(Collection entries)
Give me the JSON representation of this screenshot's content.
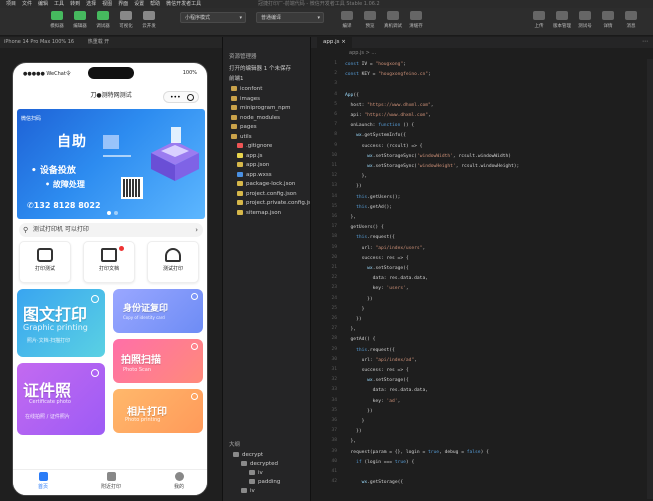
{
  "menu": [
    "项目",
    "文件",
    "编辑",
    "工具",
    "转到",
    "选择",
    "视图",
    "界面",
    "设置",
    "帮助",
    "微信开发者工具"
  ],
  "title_text": "冠捷打印厂-前端代码 - 微信开发者工具 Stable 1.06.2",
  "toolbar": {
    "left": [
      {
        "label": "模拟器",
        "color": "#46b95e"
      },
      {
        "label": "编辑器",
        "color": "#46b95e"
      },
      {
        "label": "调试器",
        "color": "#46b95e"
      },
      {
        "label": "可视化",
        "color": "#888"
      },
      {
        "label": "云开发",
        "color": "#888"
      }
    ],
    "mode_select": "小程序模式",
    "compile_select": "普通编译",
    "mid": [
      {
        "label": "编译"
      },
      {
        "label": "预览"
      },
      {
        "label": "真机调试"
      },
      {
        "label": "清缓存"
      }
    ],
    "right": [
      {
        "label": "上传"
      },
      {
        "label": "版本管理"
      },
      {
        "label": "测试号"
      },
      {
        "label": "详情"
      },
      {
        "label": "消息"
      }
    ]
  },
  "device_bar": {
    "device": "iPhone 14 Pro Max 100% 16",
    "network": "热重载 开"
  },
  "phone": {
    "status_left": "●●●●● WeChat令",
    "status_right": "100%",
    "nav_title": "刀●测特网测试",
    "banner": {
      "tag": "微信扫码",
      "title": "自助",
      "line1": "• 设备投放",
      "line2": "• 故障处理",
      "phone": "132 8128 8022"
    },
    "search_text": "测试打印机 可以打印",
    "quick": [
      {
        "label": "打印测试"
      },
      {
        "label": "打印文档"
      },
      {
        "label": "测试打印"
      }
    ],
    "cards": [
      {
        "title": "图文打印",
        "sub": "Graphic printing",
        "sub2": "照片·文档·扫描打印"
      },
      {
        "title": "身份证复印",
        "sub": "Copy of identity card"
      },
      {
        "title": "拍照扫描",
        "sub": "Photo Scan"
      },
      {
        "title": "证件照",
        "sub": "Certificate photo",
        "sub2": "在线拍照 / 证件照片"
      },
      {
        "title": "相片打印",
        "sub": "Photo printing"
      }
    ],
    "tabs": [
      {
        "label": "首页"
      },
      {
        "label": "附近打印"
      },
      {
        "label": "我的"
      }
    ]
  },
  "explorer": {
    "title": "资源管理器",
    "open_editors": "打开的编辑器 1 个未保存",
    "project": "前端1",
    "items": [
      {
        "name": "iconfont",
        "type": "folder"
      },
      {
        "name": "images",
        "type": "folder"
      },
      {
        "name": "miniprogram_npm",
        "type": "folder"
      },
      {
        "name": "node_modules",
        "type": "folder"
      },
      {
        "name": "pages",
        "type": "folder"
      },
      {
        "name": "utils",
        "type": "folder"
      },
      {
        "name": ".gitignore",
        "type": "git"
      },
      {
        "name": "app.js",
        "type": "js"
      },
      {
        "name": "app.json",
        "type": "json"
      },
      {
        "name": "app.wxss",
        "type": "wxss"
      },
      {
        "name": "package-lock.json",
        "type": "json"
      },
      {
        "name": "project.config.json",
        "type": "json"
      },
      {
        "name": "project.private.config.js...",
        "type": "json"
      },
      {
        "name": "sitemap.json",
        "type": "json"
      }
    ],
    "outline_title": "大纲",
    "outline": [
      {
        "name": "decrypt",
        "depth": 0
      },
      {
        "name": "decrypted",
        "depth": 1
      },
      {
        "name": "iv",
        "depth": 2
      },
      {
        "name": "padding",
        "depth": 2
      },
      {
        "name": "iv",
        "depth": 1
      }
    ]
  },
  "editor": {
    "tab": "app.js",
    "breadcrumb": "app.js > ...",
    "lines": [
      "1|const IV = \"hougxong\";",
      "2|const KEY = \"hougxongfeino.cn\";",
      "3|",
      "4|App({",
      "5|  host: \"https://www.dhxml.com\",",
      "6|  api: \"https://www.dhxml.com\",",
      "7|  onLaunch: function () {",
      "8|    wx.getSystemInfo({",
      "9|      success: (rcsult) => {",
      "10|        wx.setStorageSync('windowWidth', rcsult.windowWidth)",
      "11|        wx.setStorageSync('windowHeight', rcsult.windowHeight);",
      "12|      },",
      "13|    })",
      "14|    this.getUsers();",
      "15|    this.getAd();",
      "16|  },",
      "17|  getUsers() {",
      "18|    this.request({",
      "19|      url: \"api/index/users\",",
      "20|      success: res => {",
      "21|        wx.setStorage({",
      "22|          data: res.data.data,",
      "23|          key: 'users',",
      "24|        })",
      "25|      }",
      "26|    })",
      "27|  },",
      "28|  getAd() {",
      "29|    this.request({",
      "30|      url: \"api/index/ad\",",
      "31|      success: res => {",
      "32|        wx.setStorage({",
      "33|          data: res.data.data,",
      "34|          key: 'ad',",
      "35|        })",
      "36|      }",
      "37|    })",
      "38|  },",
      "39|  request(param = {}, login = true, debug = false) {",
      "40|    if (login === true) {",
      "41|",
      "42|      wx.getStorage({"
    ]
  }
}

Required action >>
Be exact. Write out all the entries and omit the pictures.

Result for this task >>
Give me the JSON representation of this screenshot's content.
{
  "menu": [
    "项目",
    "文件",
    "编辑",
    "工具",
    "转到",
    "选择",
    "视图",
    "界面",
    "设置",
    "帮助",
    "微信开发者工具"
  ],
  "title_text": "冠捷打印厂-前端代码 - 微信开发者工具 Stable 1.06.2",
  "toolbar": {
    "left": [
      {
        "label": "模拟器",
        "color": "#46b95e"
      },
      {
        "label": "编辑器",
        "color": "#46b95e"
      },
      {
        "label": "调试器",
        "color": "#46b95e"
      },
      {
        "label": "可视化",
        "color": "#888"
      },
      {
        "label": "云开发",
        "color": "#888"
      }
    ],
    "mode_select": "小程序模式",
    "compile_select": "普通编译",
    "mid": [
      {
        "label": "编译"
      },
      {
        "label": "预览"
      },
      {
        "label": "真机调试"
      },
      {
        "label": "清缓存"
      }
    ],
    "right": [
      {
        "label": "上传"
      },
      {
        "label": "版本管理"
      },
      {
        "label": "测试号"
      },
      {
        "label": "详情"
      },
      {
        "label": "消息"
      }
    ]
  },
  "device_bar": {
    "device": "iPhone 14 Pro Max 100% 16",
    "network": "热重载 开"
  },
  "phone": {
    "status_left": "●●●●● WeChat令",
    "status_right": "100%",
    "nav_title": "刀●测特网测试",
    "banner": {
      "tag": "微信扫码",
      "title": "自助",
      "line1": "• 设备投放",
      "line2": "• 故障处理",
      "phone": "132 8128 8022"
    },
    "search_text": "测试打印机 可以打印",
    "quick": [
      {
        "label": "打印测试"
      },
      {
        "label": "打印文档"
      },
      {
        "label": "测试打印"
      }
    ],
    "cards": [
      {
        "title": "图文打印",
        "sub": "Graphic printing",
        "sub2": "照片·文档·扫描打印"
      },
      {
        "title": "身份证复印",
        "sub": "Copy of identity card"
      },
      {
        "title": "拍照扫描",
        "sub": "Photo Scan"
      },
      {
        "title": "证件照",
        "sub": "Certificate photo",
        "sub2": "在线拍照 / 证件照片"
      },
      {
        "title": "相片打印",
        "sub": "Photo printing"
      }
    ],
    "tabs": [
      {
        "label": "首页"
      },
      {
        "label": "附近打印"
      },
      {
        "label": "我的"
      }
    ]
  },
  "explorer": {
    "title": "资源管理器",
    "open_editors": "打开的编辑器 1 个未保存",
    "project": "前端1",
    "items": [
      {
        "name": "iconfont",
        "type": "folder"
      },
      {
        "name": "images",
        "type": "folder"
      },
      {
        "name": "miniprogram_npm",
        "type": "folder"
      },
      {
        "name": "node_modules",
        "type": "folder"
      },
      {
        "name": "pages",
        "type": "folder"
      },
      {
        "name": "utils",
        "type": "folder"
      },
      {
        "name": ".gitignore",
        "type": "git"
      },
      {
        "name": "app.js",
        "type": "js"
      },
      {
        "name": "app.json",
        "type": "json"
      },
      {
        "name": "app.wxss",
        "type": "wxss"
      },
      {
        "name": "package-lock.json",
        "type": "json"
      },
      {
        "name": "project.config.json",
        "type": "json"
      },
      {
        "name": "project.private.config.js...",
        "type": "json"
      },
      {
        "name": "sitemap.json",
        "type": "json"
      }
    ],
    "outline_title": "大纲",
    "outline": [
      {
        "name": "decrypt",
        "depth": 0
      },
      {
        "name": "decrypted",
        "depth": 1
      },
      {
        "name": "iv",
        "depth": 2
      },
      {
        "name": "padding",
        "depth": 2
      },
      {
        "name": "iv",
        "depth": 1
      }
    ]
  },
  "editor": {
    "tab": "app.js",
    "breadcrumb": "app.js > ...",
    "lines": [
      "1|const IV = \"hougxong\";",
      "2|const KEY = \"hougxongfeino.cn\";",
      "3|",
      "4|App({",
      "5|  host: \"https://www.dhxml.com\",",
      "6|  api: \"https://www.dhxml.com\",",
      "7|  onLaunch: function () {",
      "8|    wx.getSystemInfo({",
      "9|      success: (rcsult) => {",
      "10|        wx.setStorageSync('windowWidth', rcsult.windowWidth)",
      "11|        wx.setStorageSync('windowHeight', rcsult.windowHeight);",
      "12|      },",
      "13|    })",
      "14|    this.getUsers();",
      "15|    this.getAd();",
      "16|  },",
      "17|  getUsers() {",
      "18|    this.request({",
      "19|      url: \"api/index/users\",",
      "20|      success: res => {",
      "21|        wx.setStorage({",
      "22|          data: res.data.data,",
      "23|          key: 'users',",
      "24|        })",
      "25|      }",
      "26|    })",
      "27|  },",
      "28|  getAd() {",
      "29|    this.request({",
      "30|      url: \"api/index/ad\",",
      "31|      success: res => {",
      "32|        wx.setStorage({",
      "33|          data: res.data.data,",
      "34|          key: 'ad',",
      "35|        })",
      "36|      }",
      "37|    })",
      "38|  },",
      "39|  request(param = {}, login = true, debug = false) {",
      "40|    if (login === true) {",
      "41|",
      "42|      wx.getStorage({"
    ]
  }
}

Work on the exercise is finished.